■ **Assignment**
When you retype the entries, keep each one exact and leave out the pictures.

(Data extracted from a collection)
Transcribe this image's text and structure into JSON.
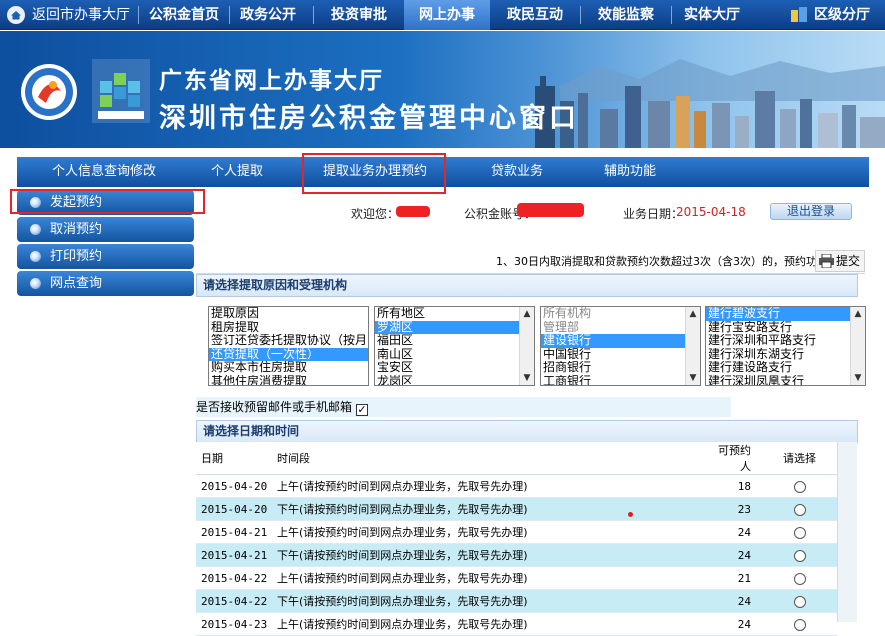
{
  "topnav": {
    "back": "返回市办事大厅",
    "items": [
      "公积金首页",
      "政务公开",
      "投资审批",
      "网上办事",
      "政民互动",
      "效能监察",
      "实体大厅"
    ],
    "right": "区级分厅"
  },
  "banner": {
    "title1": "广东省网上办事大厅",
    "title2": "深圳市住房公积金管理中心窗口"
  },
  "subnav": [
    "个人信息查询修改",
    "个人提取",
    "提取业务办理预约",
    "贷款业务",
    "辅助功能"
  ],
  "sidebar": [
    "发起预约",
    "取消预约",
    "打印预约",
    "网点查询"
  ],
  "userbar": {
    "welcome": "欢迎您：",
    "account": "公积金账号：",
    "date_label": "业务日期：",
    "date": "2015-04-18",
    "logout": "退出登录"
  },
  "notice": "1、30日内取消提取和贷款预约次数超过3次（含3次）的，预约功能",
  "submit": "提交",
  "select_section": "请选择提取原因和受理机构",
  "reasons": [
    "提取原因",
    "租房提取",
    "签订还贷委托提取协议（按月",
    "还贷提取（一次性）",
    "购买本市住房提取",
    "其他住房消费提取"
  ],
  "districts": [
    "所有地区",
    "罗湖区",
    "福田区",
    "南山区",
    "宝安区",
    "龙岗区"
  ],
  "agencies": [
    "所有机构",
    "管理部",
    "建设银行",
    "中国银行",
    "招商银行",
    "工商银行"
  ],
  "branches": [
    "建行碧波支行",
    "建行宝安路支行",
    "建行深圳和平路支行",
    "建行深圳东湖支行",
    "建行建设路支行",
    "建行深圳凤凰支行"
  ],
  "email_label": "是否接收预留邮件或手机邮箱",
  "email_checked": "✓",
  "datetime_section": "请选择日期和时间",
  "table": {
    "headers": [
      "日期",
      "时间段",
      "可预约人",
      "请选择"
    ],
    "rows": [
      [
        "2015-04-20",
        "上午(请按预约时间到网点办理业务，先取号先办理)",
        "18"
      ],
      [
        "2015-04-20",
        "下午(请按预约时间到网点办理业务，先取号先办理)",
        "23"
      ],
      [
        "2015-04-21",
        "上午(请按预约时间到网点办理业务，先取号先办理)",
        "24"
      ],
      [
        "2015-04-21",
        "下午(请按预约时间到网点办理业务，先取号先办理)",
        "24"
      ],
      [
        "2015-04-22",
        "上午(请按预约时间到网点办理业务，先取号先办理)",
        "21"
      ],
      [
        "2015-04-22",
        "下午(请按预约时间到网点办理业务，先取号先办理)",
        "24"
      ],
      [
        "2015-04-23",
        "上午(请按预约时间到网点办理业务，先取号先办理)",
        "24"
      ]
    ]
  },
  "colors": {
    "nav_dark": "#0c3d86",
    "nav_active": "#2f73c9",
    "date_red": "#d42020",
    "row_alt": "#c8ecf6",
    "highlight": "#e2262b"
  }
}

■ **Exercise answer**
Transcribe this image's text and structure into JSON.
{
  "topnav": {
    "back": "返回市办事大厅",
    "items": [
      "公积金首页",
      "政务公开",
      "投资审批",
      "网上办事",
      "政民互动",
      "效能监察",
      "实体大厅"
    ],
    "right": "区级分厅"
  },
  "banner": {
    "title1": "广东省网上办事大厅",
    "title2": "深圳市住房公积金管理中心窗口"
  },
  "subnav": [
    "个人信息查询修改",
    "个人提取",
    "提取业务办理预约",
    "贷款业务",
    "辅助功能"
  ],
  "sidebar": [
    "发起预约",
    "取消预约",
    "打印预约",
    "网点查询"
  ],
  "userbar": {
    "welcome": "欢迎您：",
    "account": "公积金账号：",
    "date_label": "业务日期：",
    "date": "2015-04-18",
    "logout": "退出登录"
  },
  "notice": "1、30日内取消提取和贷款预约次数超过3次（含3次）的，预约功能",
  "submit": "提交",
  "select_section": "请选择提取原因和受理机构",
  "reasons": [
    "提取原因",
    "租房提取",
    "签订还贷委托提取协议（按月",
    "还贷提取（一次性）",
    "购买本市住房提取",
    "其他住房消费提取"
  ],
  "districts": [
    "所有地区",
    "罗湖区",
    "福田区",
    "南山区",
    "宝安区",
    "龙岗区"
  ],
  "agencies": [
    "所有机构",
    "管理部",
    "建设银行",
    "中国银行",
    "招商银行",
    "工商银行"
  ],
  "branches": [
    "建行碧波支行",
    "建行宝安路支行",
    "建行深圳和平路支行",
    "建行深圳东湖支行",
    "建行建设路支行",
    "建行深圳凤凰支行"
  ],
  "email_label": "是否接收预留邮件或手机邮箱",
  "email_checked": "✓",
  "datetime_section": "请选择日期和时间",
  "table": {
    "headers": [
      "日期",
      "时间段",
      "可预约人",
      "请选择"
    ],
    "rows": [
      [
        "2015-04-20",
        "上午(请按预约时间到网点办理业务，先取号先办理)",
        "18"
      ],
      [
        "2015-04-20",
        "下午(请按预约时间到网点办理业务，先取号先办理)",
        "23"
      ],
      [
        "2015-04-21",
        "上午(请按预约时间到网点办理业务，先取号先办理)",
        "24"
      ],
      [
        "2015-04-21",
        "下午(请按预约时间到网点办理业务，先取号先办理)",
        "24"
      ],
      [
        "2015-04-22",
        "上午(请按预约时间到网点办理业务，先取号先办理)",
        "21"
      ],
      [
        "2015-04-22",
        "下午(请按预约时间到网点办理业务，先取号先办理)",
        "24"
      ],
      [
        "2015-04-23",
        "上午(请按预约时间到网点办理业务，先取号先办理)",
        "24"
      ]
    ]
  },
  "colors": {
    "nav_dark": "#0c3d86",
    "nav_active": "#2f73c9",
    "date_red": "#d42020",
    "row_alt": "#c8ecf6",
    "highlight": "#e2262b"
  }
}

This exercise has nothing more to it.